Even before the emergence of social media, Liz Rizzo was already documenting and sharing her life, snapping what are now largely known as selfies and keeping a diary for as long as she can remember. Then Facebook, Instagram and TikTok came along. The latter would help propel the Chaminade alumna to national and international stardom, attracting the media attention of multiple news stations across the country, 400 national and international newspapers, radio stations, “Inside Edition,” “Tamron Hall Show,“ “Good Morning America,” and even the U.K.’s “The Daily Mail.com.”
In a 49-second TikTok clip, Rizzo turned 82-year-old Carman Kelly’s life into a media sensation, taking her viral and being watched more than 15 million times. Due to health issues, Kelly has to use a cane—even when greeting shoppers at an Arizona Walmart.
And that’s where the story begins.
“I saw Carman, and she just cracked my heart open,” recalled Rizzo, who graduated from Chaminade with an Associate Degree (’00), BA in Psychology (’10) and master’s in Criminal Justice (’14). “I see this elderly woman with a cane, leaning on a shopping cart, and working. I just turned my camera on. I didn’t even think about it. I felt it was divine intervention.”
Rizzo stayed true to her word, promising Kelly that she would make sure that her TikTok post would go viral. And it did. In the post, Rizzo pleaded with viewers to help Kelly by donating to a GoFundMe account she had set up for the 82 year old.
“We talked afterwards and I asked her, ‘Do you have to work here?’” said Rizzo, adding that she asked Kelly for permission to share the video beforehand. “We did her bills and it came up to about $10,000, so that’s what I put on GoFundMe.”
At 82, Kelly is one of many Americans who are 65 and older and likely have to pay higher medical costs out-of-pocket, according to a 2022 report from the Consumer Financial Protection Bureau, a federal agency. Another report from the Kaiser Family Foundation also estimates that about 41 percent of adults have some kind of medical or dental bill debt, showing Kelly’s situation isn’t unusual.

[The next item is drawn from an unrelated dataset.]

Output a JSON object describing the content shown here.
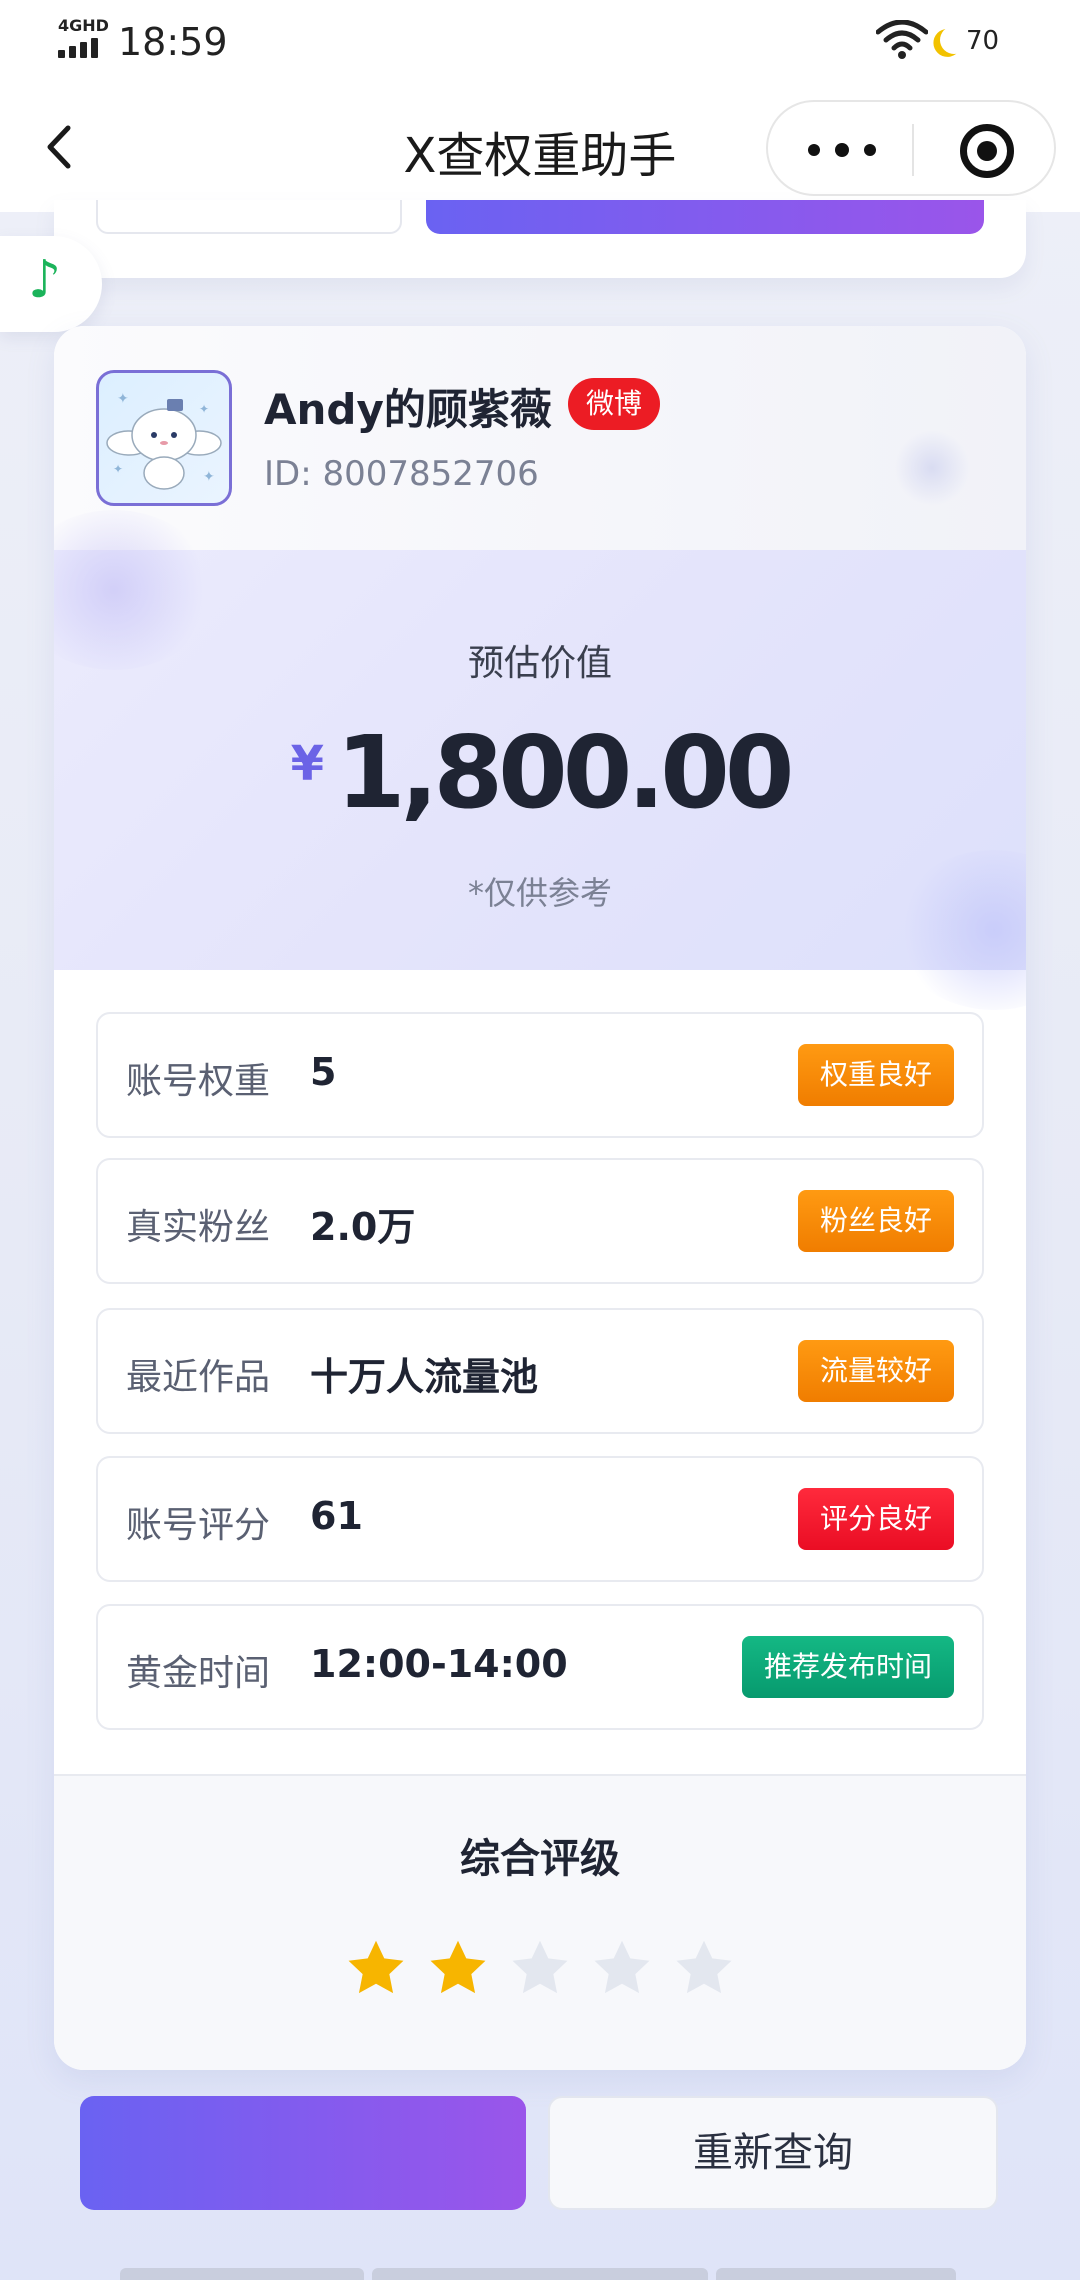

To date, over 9,000 donations, totaling more than $133,000, have poured into the online fundraiser for Kelly, who had only $50 in the bank when she first met Rizzo.
“I’ve been having a really hard time money wise, medical wise and I’ve fallen quite a few times over the past year, and so I had some big hospital bills from that,” Kelly told “Good Morning America.” “My Walmart money, it helped me pay for food and gas and other things.”
However, now that she’s about to receive a big windfall, Kelly said she “still can’t believe it’s happened.”
“I’m going to be able to pay off all my bills, get a new place to live, hopefully [an] assisted living place to just help me with life,” she said. “I can never ever, ever thank her enough for doing this. I mean, she was a total stranger to me and it’s like God sent her to me. And I really feel that way because she has been absolutely wonderful.”
For Rizzo, doing good and helping others was instilled in her by her late grandmother, who used to instruct her to remove any pebbles from the sidewalk so older people wouldn’t accidentally trip. Kind, generous and empathetic help describe the 68-year-old music publisher. But what defines her are her actions.
“I’ve always approached life like a buffet,” quipped Rizzo, whose late service dog, Buddy, used to accompany her to classes when she was enrolled in Chaminade’s master’s program. “I want to sample everything—and I have. I’ve never wanted to work at a same job for 40 years, take a cruise and then retire. There’s too much to do, and people to help.”